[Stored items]

■ ■ ■

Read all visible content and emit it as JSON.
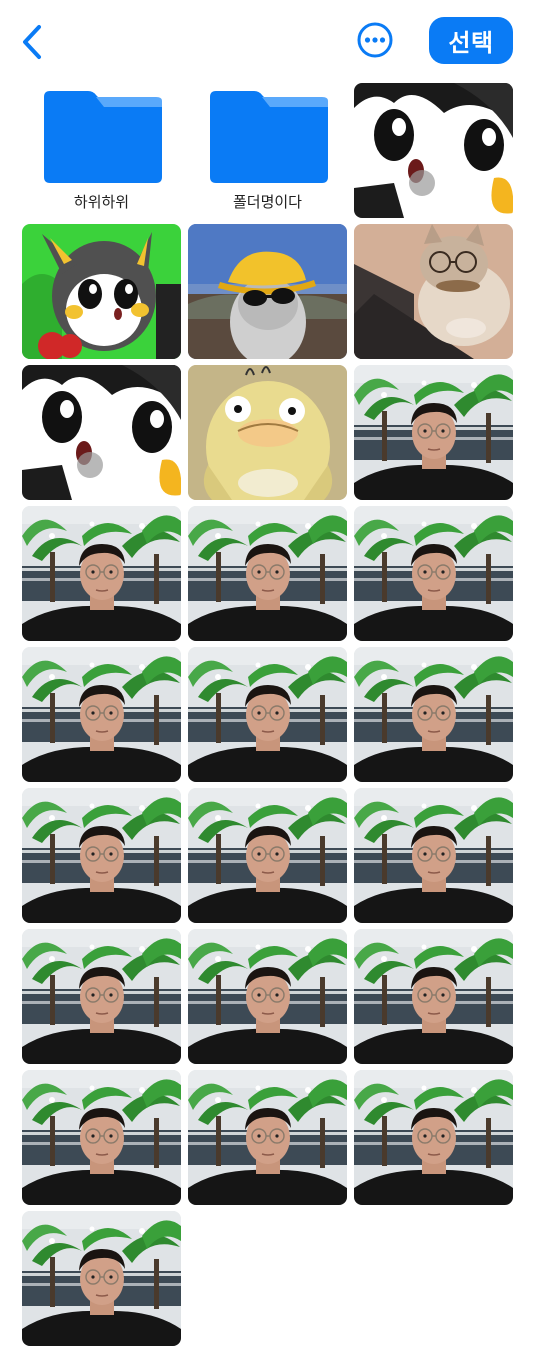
{
  "toolbar": {
    "back_icon": "chevron-left-icon",
    "more_icon": "ellipsis-circle-icon",
    "select_label": "선택",
    "accent_color": "#0a7bf5"
  },
  "folders": [
    {
      "label": "하위하위",
      "icon": "folder-icon",
      "color": "#0a7bf5"
    },
    {
      "label": "폴더명이다",
      "icon": "folder-icon",
      "color": "#0a7bf5"
    }
  ],
  "thumbnails": [
    {
      "kind": "emolga-closeup"
    },
    {
      "kind": "emolga-apple"
    },
    {
      "kind": "cat-hat"
    },
    {
      "kind": "cat-laptop"
    },
    {
      "kind": "emolga-closeup"
    },
    {
      "kind": "psyduck"
    },
    {
      "kind": "selfie"
    },
    {
      "kind": "selfie"
    },
    {
      "kind": "selfie"
    },
    {
      "kind": "selfie"
    },
    {
      "kind": "selfie"
    },
    {
      "kind": "selfie"
    },
    {
      "kind": "selfie"
    },
    {
      "kind": "selfie"
    },
    {
      "kind": "selfie"
    },
    {
      "kind": "selfie"
    },
    {
      "kind": "selfie"
    },
    {
      "kind": "selfie"
    },
    {
      "kind": "selfie"
    },
    {
      "kind": "selfie"
    },
    {
      "kind": "selfie"
    },
    {
      "kind": "selfie"
    },
    {
      "kind": "selfie"
    }
  ]
}
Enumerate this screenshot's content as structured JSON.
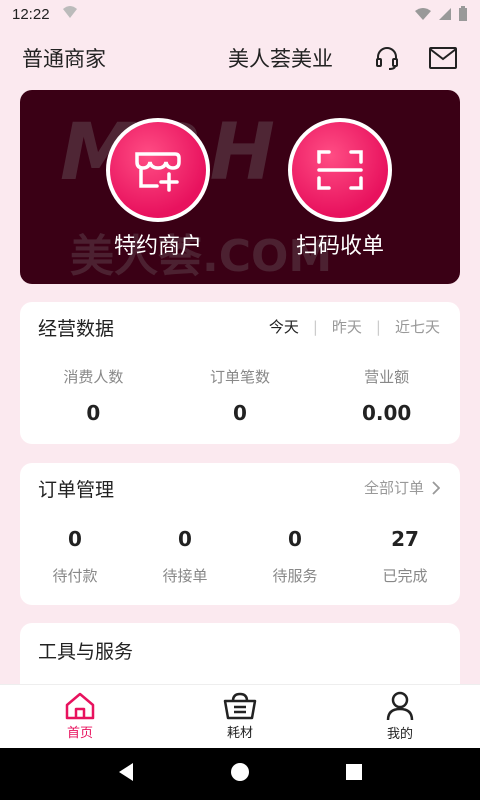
{
  "status_bar": {
    "time": "12:22"
  },
  "header": {
    "role": "普通商家",
    "shop_name": "美人荟美业",
    "headset_icon": "headset-icon",
    "mail_icon": "mail-icon"
  },
  "banner": {
    "watermark_text": "MRH",
    "watermark_sub": "美人荟.COM",
    "actions": [
      {
        "label": "特约商户",
        "icon": "shop-add-icon"
      },
      {
        "label": "扫码收单",
        "icon": "scan-icon"
      }
    ]
  },
  "business": {
    "title": "经营数据",
    "ranges": [
      "今天",
      "昨天",
      "近七天"
    ],
    "active_range": "今天",
    "stats": [
      {
        "label": "消费人数",
        "value": "0"
      },
      {
        "label": "订单笔数",
        "value": "0"
      },
      {
        "label": "营业额",
        "value": "0.00"
      }
    ]
  },
  "orders": {
    "title": "订单管理",
    "all_link": "全部订单",
    "stats": [
      {
        "label": "待付款",
        "value": "0"
      },
      {
        "label": "待接单",
        "value": "0"
      },
      {
        "label": "待服务",
        "value": "0"
      },
      {
        "label": "已完成",
        "value": "27"
      }
    ]
  },
  "tools": {
    "title": "工具与服务"
  },
  "tabbar": {
    "tabs": [
      {
        "label": "首页",
        "icon": "home-icon",
        "active": true
      },
      {
        "label": "耗材",
        "icon": "basket-icon",
        "active": false
      },
      {
        "label": "我的",
        "icon": "person-icon",
        "active": false
      }
    ]
  },
  "colors": {
    "accent": "#e8125e",
    "banner_bg": "#3a0015",
    "page_bg": "#fbe9ef"
  }
}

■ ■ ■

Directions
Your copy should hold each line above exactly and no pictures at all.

Completed task
Read all visible content and emit it as JSON.
{
  "toolbar": {
    "back_icon": "chevron-left-icon",
    "more_icon": "ellipsis-circle-icon",
    "select_label": "선택",
    "accent_color": "#0a7bf5"
  },
  "folders": [
    {
      "label": "하위하위",
      "icon": "folder-icon",
      "color": "#0a7bf5"
    },
    {
      "label": "폴더명이다",
      "icon": "folder-icon",
      "color": "#0a7bf5"
    }
  ],
  "thumbnails": [
    {
      "kind": "emolga-closeup"
    },
    {
      "kind": "emolga-apple"
    },
    {
      "kind": "cat-hat"
    },
    {
      "kind": "cat-laptop"
    },
    {
      "kind": "emolga-closeup"
    },
    {
      "kind": "psyduck"
    },
    {
      "kind": "selfie"
    },
    {
      "kind": "selfie"
    },
    {
      "kind": "selfie"
    },
    {
      "kind": "selfie"
    },
    {
      "kind": "selfie"
    },
    {
      "kind": "selfie"
    },
    {
      "kind": "selfie"
    },
    {
      "kind": "selfie"
    },
    {
      "kind": "selfie"
    },
    {
      "kind": "selfie"
    },
    {
      "kind": "selfie"
    },
    {
      "kind": "selfie"
    },
    {
      "kind": "selfie"
    },
    {
      "kind": "selfie"
    },
    {
      "kind": "selfie"
    },
    {
      "kind": "selfie"
    },
    {
      "kind": "selfie"
    }
  ]
}
Enumerate this screenshot's content as structured JSON.
{
  "status_bar": {
    "time": "12:22"
  },
  "header": {
    "role": "普通商家",
    "shop_name": "美人荟美业",
    "headset_icon": "headset-icon",
    "mail_icon": "mail-icon"
  },
  "banner": {
    "watermark_text": "MRH",
    "watermark_sub": "美人荟.COM",
    "actions": [
      {
        "label": "特约商户",
        "icon": "shop-add-icon"
      },
      {
        "label": "扫码收单",
        "icon": "scan-icon"
      }
    ]
  },
  "business": {
    "title": "经营数据",
    "ranges": [
      "今天",
      "昨天",
      "近七天"
    ],
    "active_range": "今天",
    "stats": [
      {
        "label": "消费人数",
        "value": "0"
      },
      {
        "label": "订单笔数",
        "value": "0"
      },
      {
        "label": "营业额",
        "value": "0.00"
      }
    ]
  },
  "orders": {
    "title": "订单管理",
    "all_link": "全部订单",
    "stats": [
      {
        "label": "待付款",
        "value": "0"
      },
      {
        "label": "待接单",
        "value": "0"
      },
      {
        "label": "待服务",
        "value": "0"
      },
      {
        "label": "已完成",
        "value": "27"
      }
    ]
  },
  "tools": {
    "title": "工具与服务"
  },
  "tabbar": {
    "tabs": [
      {
        "label": "首页",
        "icon": "home-icon",
        "active": true
      },
      {
        "label": "耗材",
        "icon": "basket-icon",
        "active": false
      },
      {
        "label": "我的",
        "icon": "person-icon",
        "active": false
      }
    ]
  },
  "colors": {
    "accent": "#e8125e",
    "banner_bg": "#3a0015",
    "page_bg": "#fbe9ef"
  }
}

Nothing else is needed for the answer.